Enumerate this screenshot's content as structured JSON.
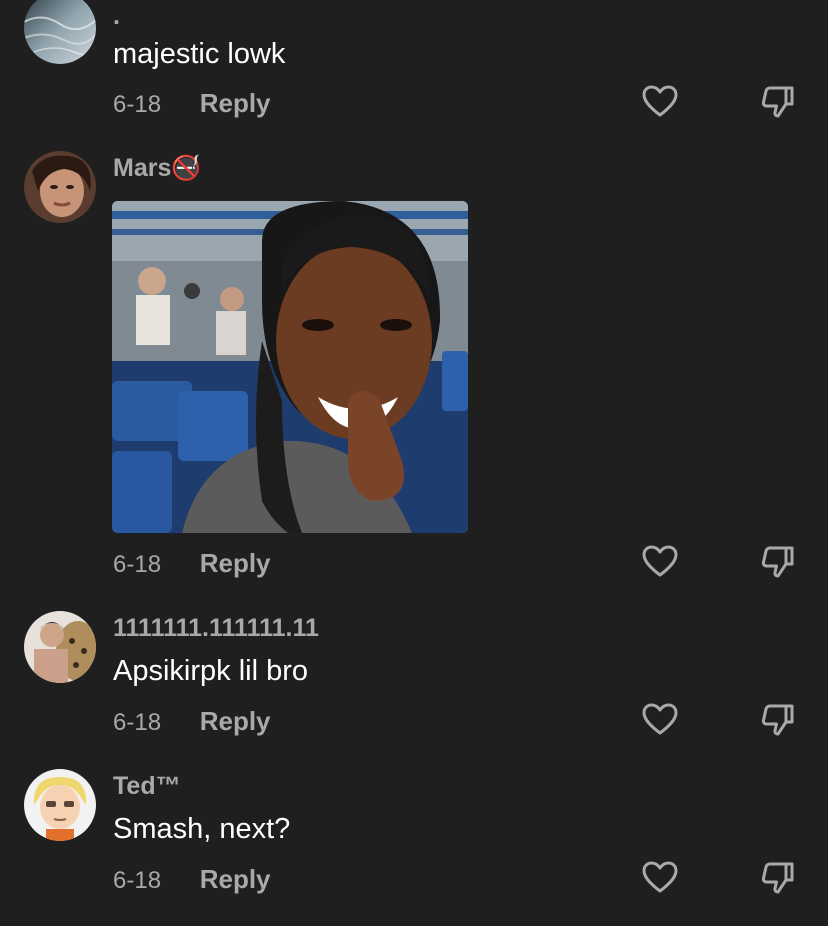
{
  "comments": [
    {
      "username": ".",
      "text": "majestic lowk",
      "date": "6-18",
      "reply_label": "Reply",
      "avatar_icon": "water-photo-avatar",
      "like_icon": "heart-outline-icon",
      "dislike_icon": "thumbs-down-icon"
    },
    {
      "username": "Mars",
      "username_emoji": "🚭",
      "text": "",
      "date": "6-18",
      "reply_label": "Reply",
      "avatar_icon": "woman-selfie-avatar",
      "attachment": "stadium selfie photo",
      "like_icon": "heart-outline-icon",
      "dislike_icon": "thumbs-down-icon"
    },
    {
      "username": "1111111.111111.11",
      "text": "Apsikirpk lil bro",
      "date": "6-18",
      "reply_label": "Reply",
      "avatar_icon": "man-with-leopard-avatar",
      "like_icon": "heart-outline-icon",
      "dislike_icon": "thumbs-down-icon"
    },
    {
      "username": "Ted™",
      "text": "Smash, next?",
      "date": "6-18",
      "reply_label": "Reply",
      "avatar_icon": "cartoon-blonde-avatar",
      "like_icon": "heart-outline-icon",
      "dislike_icon": "thumbs-down-icon"
    }
  ],
  "colors": {
    "background": "#1f1f1f",
    "secondary_text": "#a9a9a9",
    "primary_text": "#ffffff"
  }
}
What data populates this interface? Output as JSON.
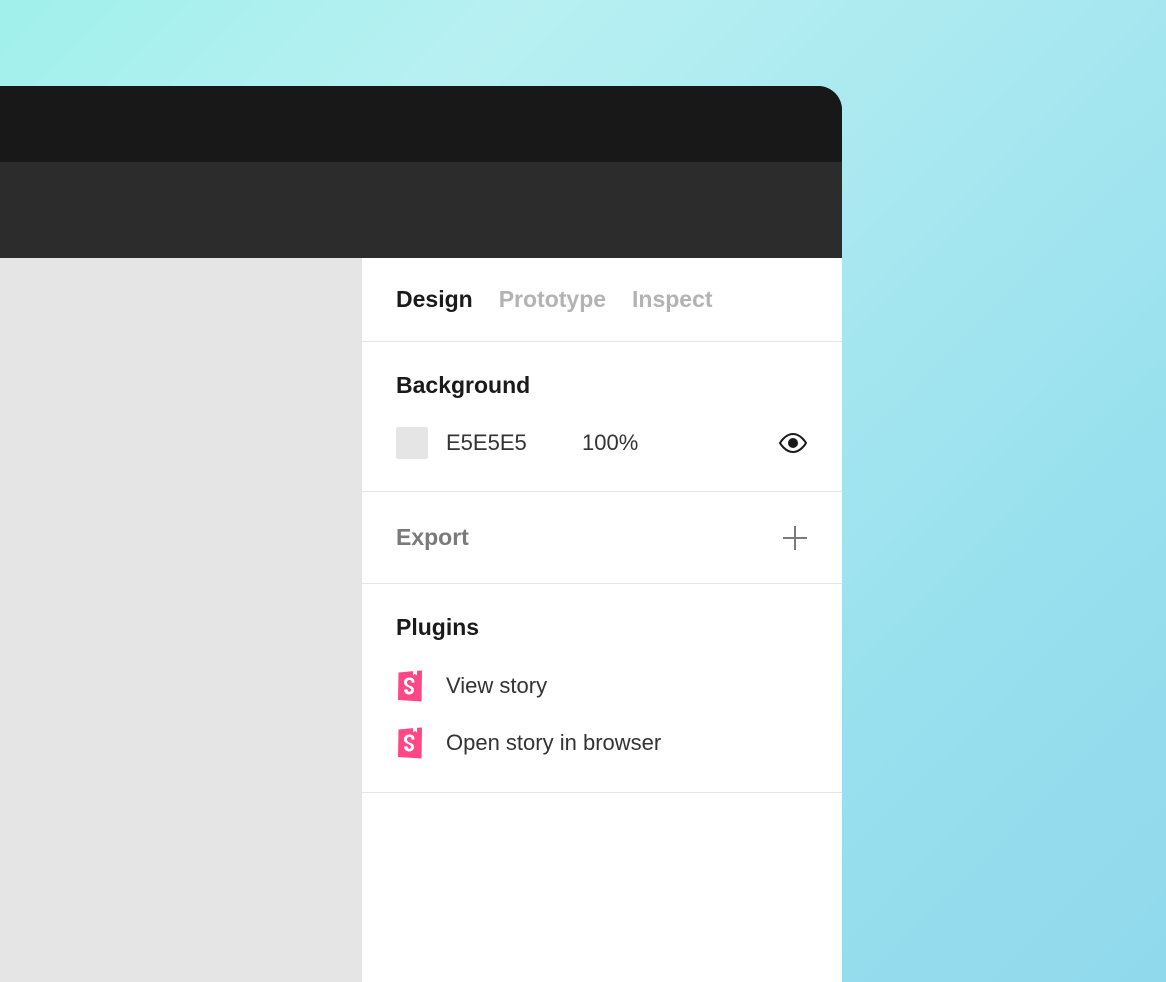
{
  "tabs": {
    "design": "Design",
    "prototype": "Prototype",
    "inspect": "Inspect"
  },
  "background": {
    "title": "Background",
    "hex": "E5E5E5",
    "opacity": "100%"
  },
  "export": {
    "title": "Export"
  },
  "plugins": {
    "title": "Plugins",
    "items": [
      {
        "label": "View story"
      },
      {
        "label": "Open story in browser"
      }
    ]
  }
}
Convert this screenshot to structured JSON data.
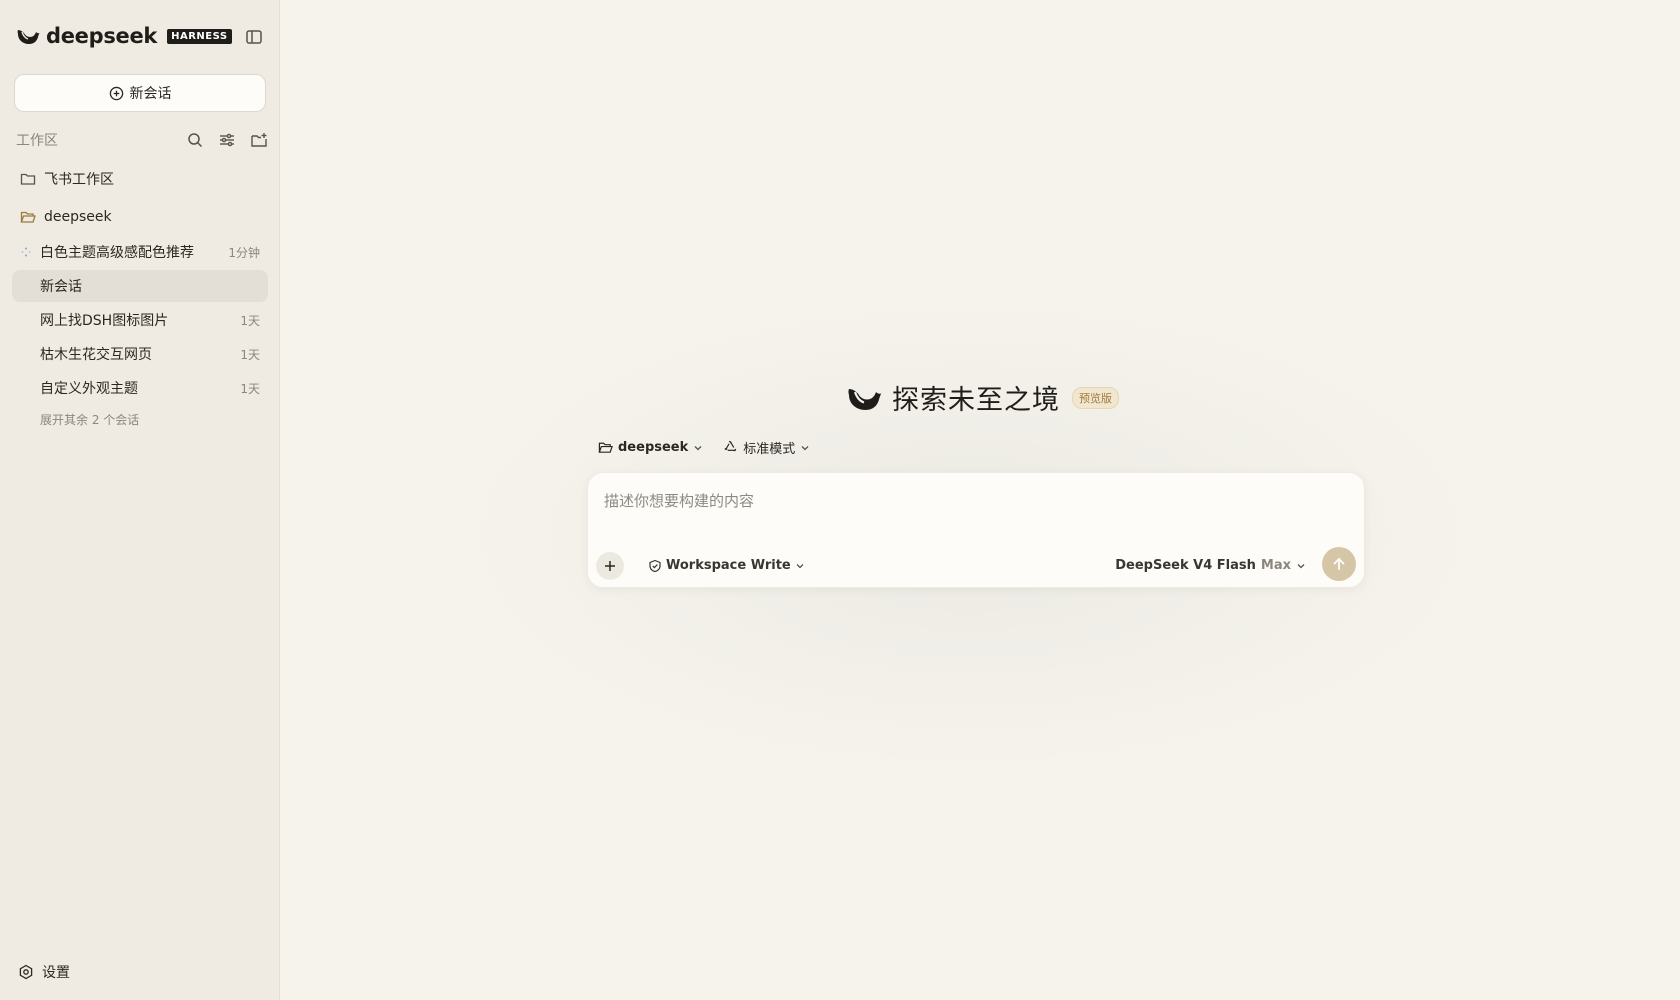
{
  "brand": {
    "name": "deepseek",
    "badge": "HARNESS"
  },
  "sidebar": {
    "new_chat_label": "新会话",
    "workspace_title": "工作区",
    "folders": [
      {
        "label": "飞书工作区",
        "icon": "folder-icon"
      },
      {
        "label": "deepseek",
        "icon": "folder-open-icon"
      }
    ],
    "sessions": [
      {
        "title": "白色主题高级感配色推荐",
        "time": "1分钟",
        "status": "running"
      },
      {
        "title": "新会话",
        "time": "",
        "status": "active"
      },
      {
        "title": "网上找DSH图标图片",
        "time": "1天"
      },
      {
        "title": "枯木生花交互网页",
        "time": "1天"
      },
      {
        "title": "自定义外观主题",
        "time": "1天"
      }
    ],
    "expand_more_label": "展开其余 2 个会话",
    "settings_label": "设置"
  },
  "main": {
    "hero_title": "探索未至之境",
    "hero_badge": "预览版",
    "workspace_selector": "deepseek",
    "mode_selector": "标准模式",
    "composer": {
      "placeholder": "描述你想要构建的内容",
      "value": "",
      "permission": "Workspace Write",
      "model": "DeepSeek V4 Flash",
      "model_tier": "Max"
    }
  },
  "colors": {
    "background": "#f6f3ec",
    "sidebar": "#efebe2",
    "send_button": "#d6c6a8",
    "badge_text": "#a07c3b"
  }
}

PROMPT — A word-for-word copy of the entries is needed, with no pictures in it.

PROBLEM SOLUTION —
Enumerate this screenshot's content as structured JSON.
{
  "comments": [
    {
      "username": ".",
      "text": "majestic lowk",
      "date": "6-18",
      "reply_label": "Reply",
      "avatar_icon": "water-photo-avatar",
      "like_icon": "heart-outline-icon",
      "dislike_icon": "thumbs-down-icon"
    },
    {
      "username": "Mars",
      "username_emoji": "🚭",
      "text": "",
      "date": "6-18",
      "reply_label": "Reply",
      "avatar_icon": "woman-selfie-avatar",
      "attachment": "stadium selfie photo",
      "like_icon": "heart-outline-icon",
      "dislike_icon": "thumbs-down-icon"
    },
    {
      "username": "1111111.111111.11",
      "text": "Apsikirpk lil bro",
      "date": "6-18",
      "reply_label": "Reply",
      "avatar_icon": "man-with-leopard-avatar",
      "like_icon": "heart-outline-icon",
      "dislike_icon": "thumbs-down-icon"
    },
    {
      "username": "Ted™",
      "text": "Smash, next?",
      "date": "6-18",
      "reply_label": "Reply",
      "avatar_icon": "cartoon-blonde-avatar",
      "like_icon": "heart-outline-icon",
      "dislike_icon": "thumbs-down-icon"
    }
  ],
  "colors": {
    "background": "#1f1f1f",
    "secondary_text": "#a9a9a9",
    "primary_text": "#ffffff"
  }
}
What data populates this interface? Output as JSON.
{
  "tabs": {
    "design": "Design",
    "prototype": "Prototype",
    "inspect": "Inspect"
  },
  "background": {
    "title": "Background",
    "hex": "E5E5E5",
    "opacity": "100%"
  },
  "export": {
    "title": "Export"
  },
  "plugins": {
    "title": "Plugins",
    "items": [
      {
        "label": "View story"
      },
      {
        "label": "Open story in browser"
      }
    ]
  }
}
Convert this screenshot to structured JSON data.
{
  "brand": {
    "name": "deepseek",
    "badge": "HARNESS"
  },
  "sidebar": {
    "new_chat_label": "新会话",
    "workspace_title": "工作区",
    "folders": [
      {
        "label": "飞书工作区",
        "icon": "folder-icon"
      },
      {
        "label": "deepseek",
        "icon": "folder-open-icon"
      }
    ],
    "sessions": [
      {
        "title": "白色主题高级感配色推荐",
        "time": "1分钟",
        "status": "running"
      },
      {
        "title": "新会话",
        "time": "",
        "status": "active"
      },
      {
        "title": "网上找DSH图标图片",
        "time": "1天"
      },
      {
        "title": "枯木生花交互网页",
        "time": "1天"
      },
      {
        "title": "自定义外观主题",
        "time": "1天"
      }
    ],
    "expand_more_label": "展开其余 2 个会话",
    "settings_label": "设置"
  },
  "main": {
    "hero_title": "探索未至之境",
    "hero_badge": "预览版",
    "workspace_selector": "deepseek",
    "mode_selector": "标准模式",
    "composer": {
      "placeholder": "描述你想要构建的内容",
      "value": "",
      "permission": "Workspace Write",
      "model": "DeepSeek V4 Flash",
      "model_tier": "Max"
    }
  },
  "colors": {
    "background": "#f6f3ec",
    "sidebar": "#efebe2",
    "send_button": "#d6c6a8",
    "badge_text": "#a07c3b"
  }
}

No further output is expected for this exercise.